I chose to volunteer with ARYSE because I am in awe of its dedication to supporting refugee and immigrant youth, which is increasingly important in today’s world. When I previously tutored a Syrian mother through FORGE, I often interacted with her five sons and helped them with their homework when needed. I realized that refugee youth are often not only responsible for their academic lives, but also household responsibilities. For example, in the family I tutored, the children often helped their parents navigate everyday experiences that required English, such as grocery shopping, doctor’s visits, and filling out forms. This is a great responsibility at such a young age, and I hope to aid refugee youth in any way possible. ARYSE offers an opportunity to do so through the unique PRYSE Academy. In the midst of this pandemic, I believe that it is more important than ever for youth to stay connected with each other. I am amazed at how quickly ARYSE has adjusted to these unprecedented times through the organization of a virtual summer camp.
Through ARYSE, I hope to aid youth by helping students identify and achieve their goals. As a previous ESL tutor, I feel that there is always room for improvement, and I can always learn from others; I look forward to learning any new materials, methods, and skills from ARYSE as well. From my previous experience, I enjoyed learning about students’ hobbies and interests outside of school. Whenever possible, I aim to connect learning materials to students’ interests so that the learning experience is more enjoyable (and to make the lesson more fun overall). Additionally, as a college student, I hope to serve as a mentor for any youth, especially girls interested in the STEM field.
ARYSE is an enriching organization for immigrant and refugee youth, but also for those who are offered this wonderful opportunity to interact with these bright and creative students. I believe that my involvement in ARYSE will help me grow as well. Personally, I love teaching ESL, especially seeing the “aha moment” on students’ faces when they finally understand a complex or difficult topic. While previously teaching ESL, I enjoyed learning about students’ cultures and shared experiences across cultural lines; I look forward to that aspect in this experience as well. Academically, I hope to further practice the skill of rephrasing complex words and phrases in multiple ways until they are comprehensible. I feel that this is an important skill to have in any career. I am also learning a second language myself (Spanish), and teaching English to non-native speakers often helps me see and understand parallels between my learning and theirs. Professionally, I believe that this experience will help me understand the diversity of people in medically underserved communities. Moreover, I believe that understanding of one’s background is instrumental in understanding their health and fostering communication.
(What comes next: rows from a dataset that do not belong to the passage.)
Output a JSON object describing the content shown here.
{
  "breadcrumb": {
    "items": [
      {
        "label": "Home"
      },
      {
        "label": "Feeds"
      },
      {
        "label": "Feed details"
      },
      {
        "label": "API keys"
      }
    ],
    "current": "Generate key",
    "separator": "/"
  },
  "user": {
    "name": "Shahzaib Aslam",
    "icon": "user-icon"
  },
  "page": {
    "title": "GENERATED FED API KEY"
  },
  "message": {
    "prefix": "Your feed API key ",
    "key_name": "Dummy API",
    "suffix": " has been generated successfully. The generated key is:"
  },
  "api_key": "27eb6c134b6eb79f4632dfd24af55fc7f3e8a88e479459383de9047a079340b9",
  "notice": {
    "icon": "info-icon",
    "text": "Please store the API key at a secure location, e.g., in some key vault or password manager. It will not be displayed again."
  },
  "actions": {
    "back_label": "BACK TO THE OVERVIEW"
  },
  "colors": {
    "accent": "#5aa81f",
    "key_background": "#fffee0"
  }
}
I am ecstatic to intern with ARYSE this summer and can’t wait to start!